— Data records —

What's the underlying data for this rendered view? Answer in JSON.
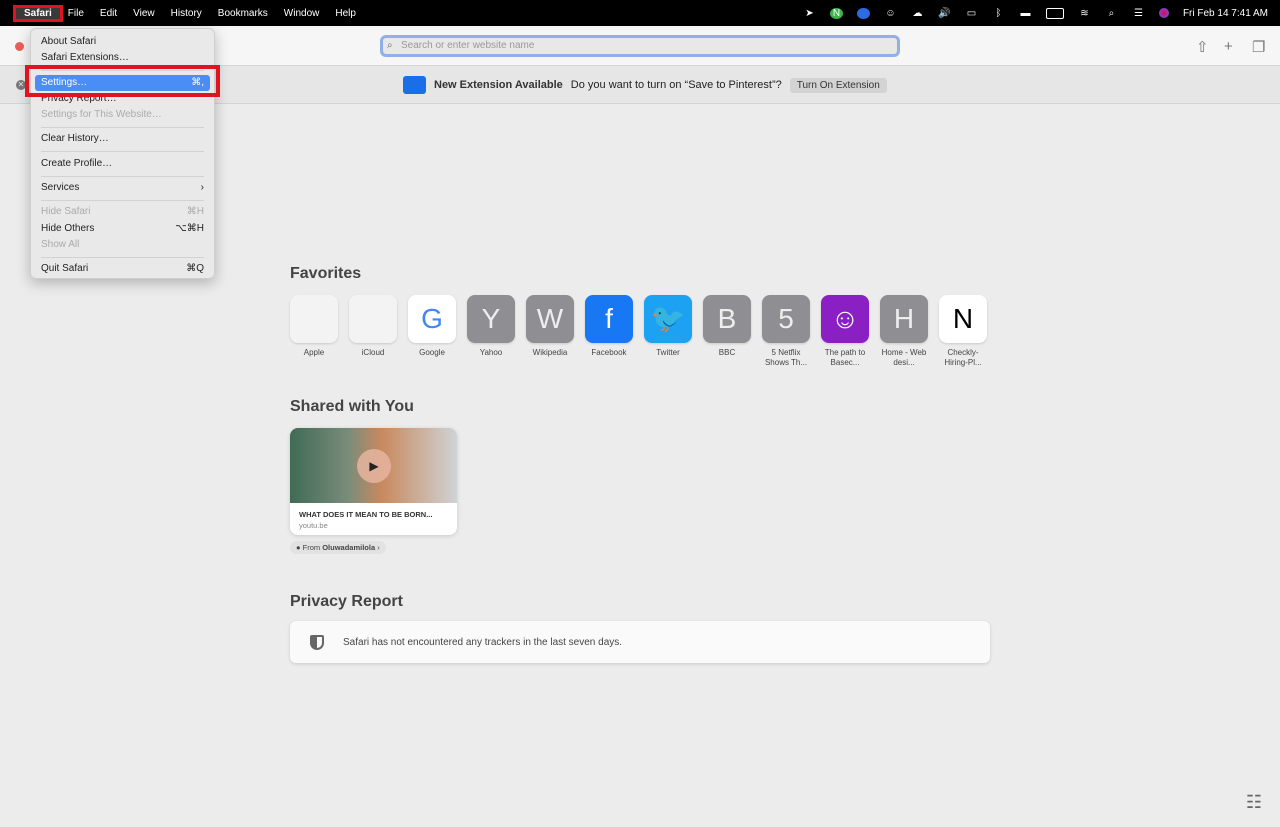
{
  "menubar": {
    "apple": "",
    "app": "Safari",
    "items": [
      "File",
      "Edit",
      "View",
      "History",
      "Bookmarks",
      "Window",
      "Help"
    ],
    "clock": "Fri Feb 14  7:41 AM"
  },
  "toolbar": {
    "url_placeholder": "Search or enter website name"
  },
  "extension_banner": {
    "title": "New Extension Available",
    "message": "Do you want to turn on “Save to Pinterest”?",
    "button": "Turn On Extension"
  },
  "safari_menu": {
    "items": [
      {
        "label": "About Safari",
        "shortcut": "",
        "disabled": false
      },
      {
        "label": "Safari Extensions…",
        "shortcut": "",
        "disabled": false
      },
      {
        "sep": true
      },
      {
        "label": "Settings…",
        "shortcut": "⌘,",
        "selected": true
      },
      {
        "label": "Privacy Report…",
        "shortcut": ""
      },
      {
        "label": "Settings for This Website…",
        "shortcut": "",
        "disabled": true
      },
      {
        "sep": true
      },
      {
        "label": "Clear History…",
        "shortcut": ""
      },
      {
        "sep": true
      },
      {
        "label": "Create Profile…",
        "shortcut": ""
      },
      {
        "sep": true
      },
      {
        "label": "Services",
        "shortcut": "›"
      },
      {
        "sep": true
      },
      {
        "label": "Hide Safari",
        "shortcut": "⌘H",
        "disabled": true
      },
      {
        "label": "Hide Others",
        "shortcut": "⌥⌘H"
      },
      {
        "label": "Show All",
        "shortcut": "",
        "disabled": true
      },
      {
        "sep": true
      },
      {
        "label": "Quit Safari",
        "shortcut": "⌘Q"
      }
    ]
  },
  "favorites": {
    "title": "Favorites",
    "items": [
      {
        "label": "Apple",
        "glyph": "",
        "bg": "#f3f3f3",
        "fg": "#666"
      },
      {
        "label": "iCloud",
        "glyph": "",
        "bg": "#f3f3f3",
        "fg": "#888"
      },
      {
        "label": "Google",
        "glyph": "G",
        "bg": "#ffffff",
        "fg": "#4285f4"
      },
      {
        "label": "Yahoo",
        "glyph": "Y",
        "bg": "#8e8e93",
        "fg": "#eee"
      },
      {
        "label": "Wikipedia",
        "glyph": "W",
        "bg": "#8e8e93",
        "fg": "#eee"
      },
      {
        "label": "Facebook",
        "glyph": "f",
        "bg": "#1877f2",
        "fg": "#fff"
      },
      {
        "label": "Twitter",
        "glyph": "🐦",
        "bg": "#1da1f2",
        "fg": "#fff"
      },
      {
        "label": "BBC",
        "glyph": "B",
        "bg": "#8e8e93",
        "fg": "#eee"
      },
      {
        "label": "5 Netflix Shows Th...",
        "glyph": "5",
        "bg": "#8e8e93",
        "fg": "#eee"
      },
      {
        "label": "The path to Basec...",
        "glyph": "☺",
        "bg": "#8a1fc4",
        "fg": "#fff"
      },
      {
        "label": "Home - Web desi...",
        "glyph": "H",
        "bg": "#8e8e93",
        "fg": "#eee"
      },
      {
        "label": "Checkly-Hiring-Pl...",
        "glyph": "N",
        "bg": "#ffffff",
        "fg": "#000"
      }
    ]
  },
  "shared": {
    "title": "Shared with You",
    "card_title": "WHAT DOES IT MEAN TO BE BORN...",
    "card_source": "youtu.be",
    "from_label": "From",
    "from_name": "Oluwadamilola"
  },
  "privacy": {
    "title": "Privacy Report",
    "message": "Safari has not encountered any trackers in the last seven days."
  }
}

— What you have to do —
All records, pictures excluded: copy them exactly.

— Worked solution —
What's the underlying data for this rendered view? Answer in JSON.
{
  "menubar": {
    "apple": "",
    "app": "Safari",
    "items": [
      "File",
      "Edit",
      "View",
      "History",
      "Bookmarks",
      "Window",
      "Help"
    ],
    "clock": "Fri Feb 14  7:41 AM"
  },
  "toolbar": {
    "url_placeholder": "Search or enter website name"
  },
  "extension_banner": {
    "title": "New Extension Available",
    "message": "Do you want to turn on “Save to Pinterest”?",
    "button": "Turn On Extension"
  },
  "safari_menu": {
    "items": [
      {
        "label": "About Safari",
        "shortcut": "",
        "disabled": false
      },
      {
        "label": "Safari Extensions…",
        "shortcut": "",
        "disabled": false
      },
      {
        "sep": true
      },
      {
        "label": "Settings…",
        "shortcut": "⌘,",
        "selected": true
      },
      {
        "label": "Privacy Report…",
        "shortcut": ""
      },
      {
        "label": "Settings for This Website…",
        "shortcut": "",
        "disabled": true
      },
      {
        "sep": true
      },
      {
        "label": "Clear History…",
        "shortcut": ""
      },
      {
        "sep": true
      },
      {
        "label": "Create Profile…",
        "shortcut": ""
      },
      {
        "sep": true
      },
      {
        "label": "Services",
        "shortcut": "›"
      },
      {
        "sep": true
      },
      {
        "label": "Hide Safari",
        "shortcut": "⌘H",
        "disabled": true
      },
      {
        "label": "Hide Others",
        "shortcut": "⌥⌘H"
      },
      {
        "label": "Show All",
        "shortcut": "",
        "disabled": true
      },
      {
        "sep": true
      },
      {
        "label": "Quit Safari",
        "shortcut": "⌘Q"
      }
    ]
  },
  "favorites": {
    "title": "Favorites",
    "items": [
      {
        "label": "Apple",
        "glyph": "",
        "bg": "#f3f3f3",
        "fg": "#666"
      },
      {
        "label": "iCloud",
        "glyph": "",
        "bg": "#f3f3f3",
        "fg": "#888"
      },
      {
        "label": "Google",
        "glyph": "G",
        "bg": "#ffffff",
        "fg": "#4285f4"
      },
      {
        "label": "Yahoo",
        "glyph": "Y",
        "bg": "#8e8e93",
        "fg": "#eee"
      },
      {
        "label": "Wikipedia",
        "glyph": "W",
        "bg": "#8e8e93",
        "fg": "#eee"
      },
      {
        "label": "Facebook",
        "glyph": "f",
        "bg": "#1877f2",
        "fg": "#fff"
      },
      {
        "label": "Twitter",
        "glyph": "🐦",
        "bg": "#1da1f2",
        "fg": "#fff"
      },
      {
        "label": "BBC",
        "glyph": "B",
        "bg": "#8e8e93",
        "fg": "#eee"
      },
      {
        "label": "5 Netflix Shows Th...",
        "glyph": "5",
        "bg": "#8e8e93",
        "fg": "#eee"
      },
      {
        "label": "The path to Basec...",
        "glyph": "☺",
        "bg": "#8a1fc4",
        "fg": "#fff"
      },
      {
        "label": "Home - Web desi...",
        "glyph": "H",
        "bg": "#8e8e93",
        "fg": "#eee"
      },
      {
        "label": "Checkly-Hiring-Pl...",
        "glyph": "N",
        "bg": "#ffffff",
        "fg": "#000"
      }
    ]
  },
  "shared": {
    "title": "Shared with You",
    "card_title": "WHAT DOES IT MEAN TO BE BORN...",
    "card_source": "youtu.be",
    "from_label": "From",
    "from_name": "Oluwadamilola"
  },
  "privacy": {
    "title": "Privacy Report",
    "message": "Safari has not encountered any trackers in the last seven days."
  }
}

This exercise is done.